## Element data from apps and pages

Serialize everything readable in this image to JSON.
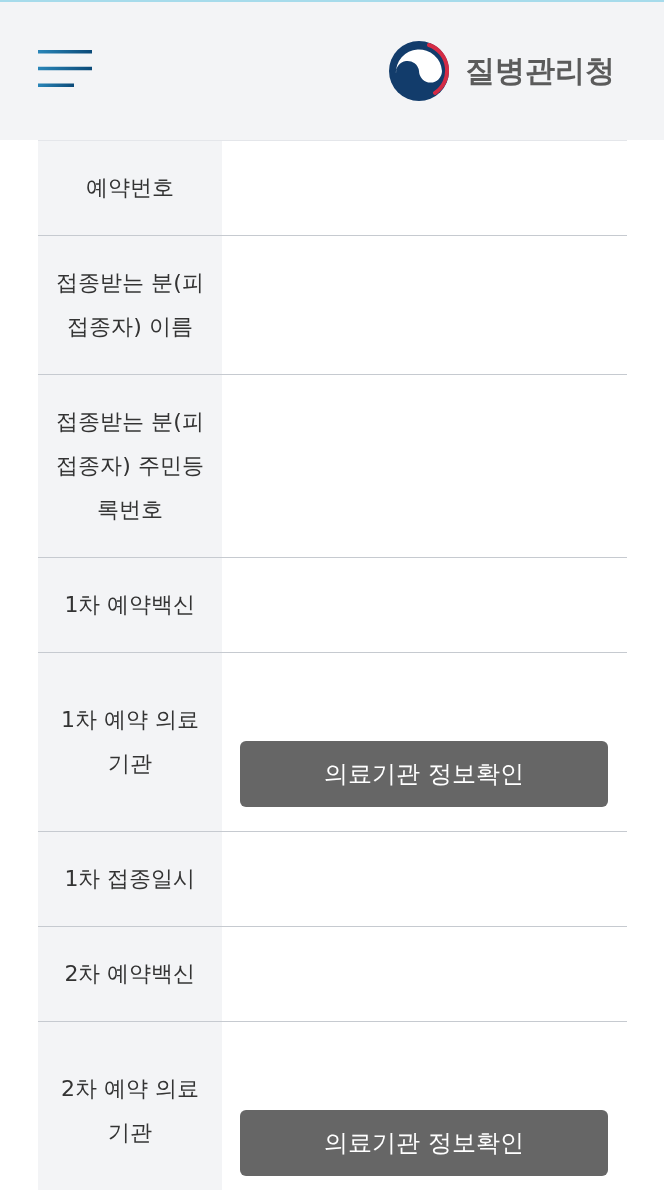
{
  "header": {
    "title": "질병관리청"
  },
  "rows": [
    {
      "label": "예약번호",
      "kind": "plain"
    },
    {
      "label": "접종받는 분(피접종자) 이름",
      "kind": "plain"
    },
    {
      "label": "접종받는 분(피접종자) 주민등록번호",
      "kind": "plain"
    },
    {
      "label": "1차 예약백신",
      "kind": "plain"
    },
    {
      "label": "1차 예약 의료기관",
      "kind": "button",
      "button": "의료기관 정보확인"
    },
    {
      "label": "1차 접종일시",
      "kind": "plain"
    },
    {
      "label": "2차 예약백신",
      "kind": "plain"
    },
    {
      "label": "2차 예약 의료기관",
      "kind": "button",
      "button": "의료기관 정보확인"
    }
  ]
}
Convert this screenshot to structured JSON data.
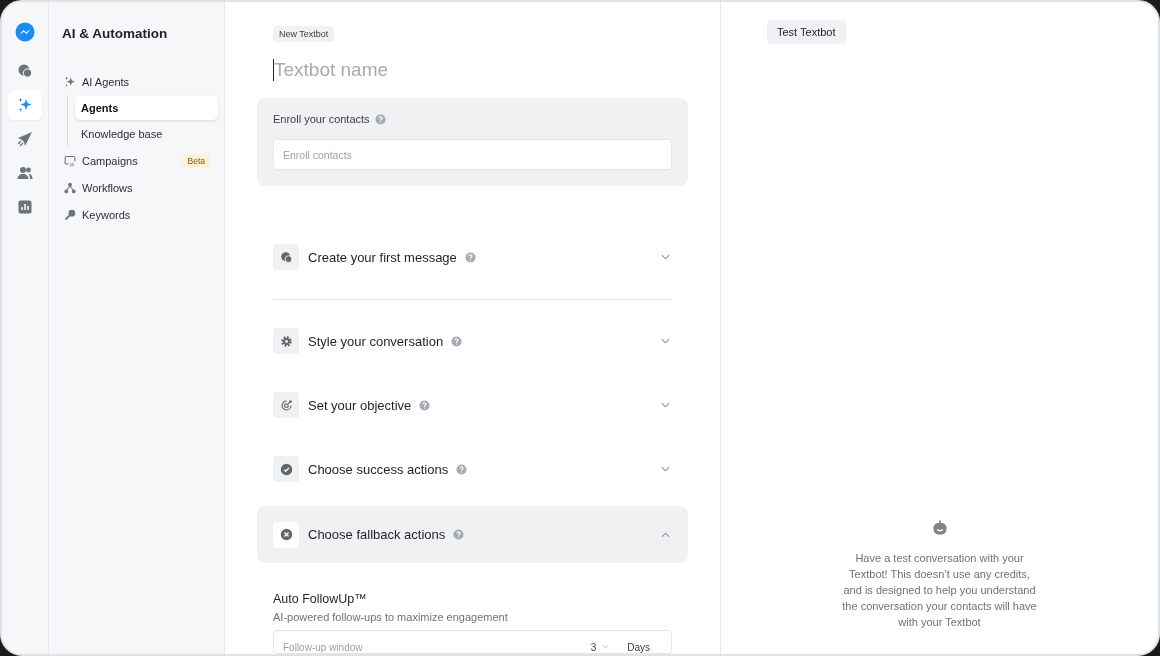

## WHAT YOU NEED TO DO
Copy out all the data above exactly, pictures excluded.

## PROBLEM SOLUTION
Serialize everything readable in this image to JSON.
{
  "header": {
    "title": "질병관리청"
  },
  "rows": [
    {
      "label": "예약번호",
      "kind": "plain"
    },
    {
      "label": "접종받는 분(피접종자) 이름",
      "kind": "plain"
    },
    {
      "label": "접종받는 분(피접종자) 주민등록번호",
      "kind": "plain"
    },
    {
      "label": "1차 예약백신",
      "kind": "plain"
    },
    {
      "label": "1차 예약 의료기관",
      "kind": "button",
      "button": "의료기관 정보확인"
    },
    {
      "label": "1차 접종일시",
      "kind": "plain"
    },
    {
      "label": "2차 예약백신",
      "kind": "plain"
    },
    {
      "label": "2차 예약 의료기관",
      "kind": "button",
      "button": "의료기관 정보확인"
    }
  ]
}
Convert this screenshot to structured JSON data.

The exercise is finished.